What is the church’s greatest need today? I imagine there are all sorts of answers. One of them, surely, is mission-centric: “The church needs the world to be evangelized.” And that’s true.
But so is the reverse: the world needs the church to be evangelized.
First Things First
Some things never change. Perennial indifference to the things of God—even open hostility—was the experience of the prophets (Isa. 52:5) and apostles (Rom. 2:24). It’s also our experience today. But a major cause of the hostility is as unchanging as the hostility itself: “God’s name is blasphemed among the nations because of you.” A primary reason for unbelief among the nations is unbelief among God’s people. Problems with the world are often found first in the church. This is why the Bible insists that judgment begins “at the household of God” (1 Pet. 4:17).
Whenever someone asks, “What must the church do to help our neighbors find faith in Jesus?” my first answer is that we must trust him. This might sound simplistic, but it’s profoundly challenging. Our friends don’t see Jesus as a glorious Savior in part because we don’t—at least not evidently. Our friends don’t revere the name of Christ in part because we don’t—at least not sufficiently. Our friends don’t stand in awe of a world charged with God’s grandeur in part because we show few signs of believing it. Our neighbors aren’t experiencing “the power of God for salvation” (Rom. 1:16) in part because we underestimate the potency of what we possess: the good news of God.

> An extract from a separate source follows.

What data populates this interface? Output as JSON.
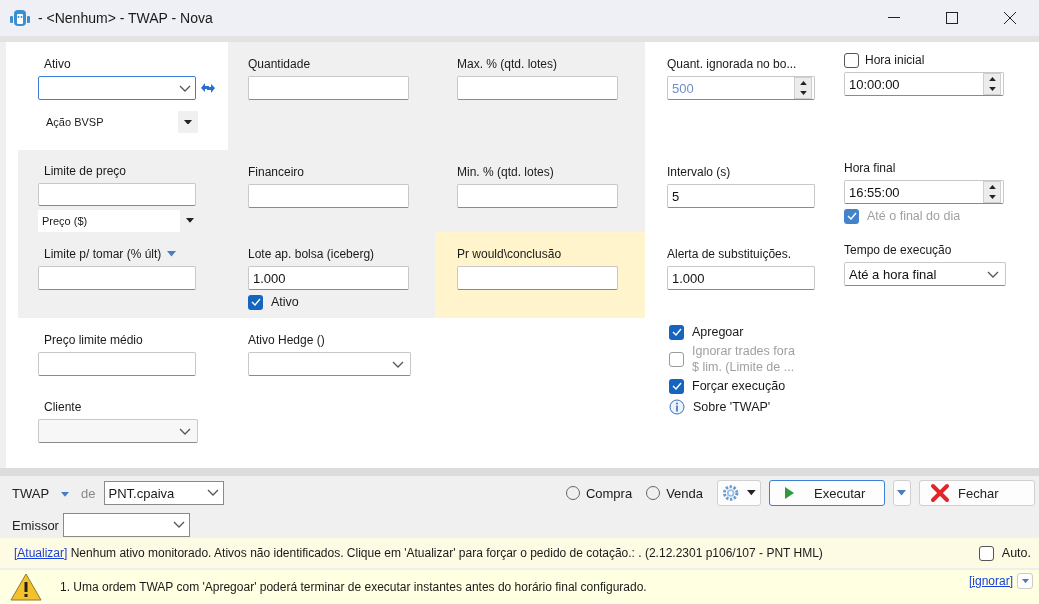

Apologetics (done well) helps our neighbors to doubt their doubts. But undergirding this goal is a deeper truth. It’s not just that skeptics must doubt their doubts—Christians must believe their beliefs. And in the last two decades of ministry, I’ve found this to be the chief obstacle to evangelism: we don’t believe. Specifically, we don’t believe in the goodness or the power of the good news.
Let’s consider each in turn.
1. Goodness of the Good News
“Out of the abundance of the heart the mouth speaks,” observed Jesus (Matt. 12:34). This verse undergirds the ministry of Speak Life, where I work. It centers affections as the driving force in human life and words as the chief evidence of the state of our hearts. We speak of what we love. So if we see a church timid in proclamation, we can diagnose a heart condition.
It’s not just that skeptics must doubt their doubts—Christians must believe their beliefs.
We may ask why words of witness aren’t more forthcoming; the answers might touch on hostility from the world, secularization, fear, outdated cultural analysis, insufficient training, feelings of inadequacy, and so on. Yet underneath all this lies an uncomfortable answer: our love is lacking.
The same Peter who calls the church “a royal priesthood” (1 Pet. 2:9) and urges every member to have an “answer” (3:15, NIV) begins his letter with burning passion for the Lord Jesus: “In all this you greatly rejoice. . . . Though you have not seen him, you love him; and even though you do not see him now, you believe in him and are filled with an inexpressible and glorious joy” (1:6, 8, NIV).
Ardent love for Christ is the heartbeat of mission. If words of witness aren’t overflowing, then most fundamentally we have a heart problem. We need to see, know, and experience Jesus as “precious”—a word found often in Peter’s exhortations to evangelism (1:19; 2:4–7) but rarely in ours. If we think of Jesus as good—thrillingly, heart-captivatingly, mind-bogglingly good—we’ll find our evangelism carried on a spiritual tide that’s difficult to resist.
Confidence in the gospel’s goodness is related to the second aspect lacking in our faith: belief in its power.
2. Power of the Good News
Usually when speaking of the power of the gospel, we speak of its power to convert. And that’s a vital aspect—the good news of God actually saves people. Christians certainly need to be reminded that the Spirit is alive and well, bringing new life through Christ’s Word. We must hear and tell the stories of salvation that are springing up in our midst. This has a tremendous effect on our confidence in the gospel.
But the gospel isn’t merely powerful to save. It’s also the power by which we live. Only Christians whose whole outlook is empowered by the gospel will be ready to share it.
Only Christians whose whole outlook is empowered by the gospel will be ready to share it.
This is true on both a pastoral and a worldview level. On a pastoral level, we need Christians who can complete this sentence: “I couldn’t have gotten through _______ without Jesus.” The tangible and transformative ways Jesus has shepherded us through dark valleys are apt to become our most compelling testimonies to an unbelieving world. On a worldview level, those convinced of the gospel’s explanatory power move into the world unashamed to proclaim an expanded—not contracted—vision for life.
Reach Believers, Reach the World
Evangelizing the world requires re-evangelizing the church and equipping her for works of service (Eph. 4:11–12). At the core of evangelism, then, is reaching believers that they may reach the world.
When we’re captivated by him, the words will overflow.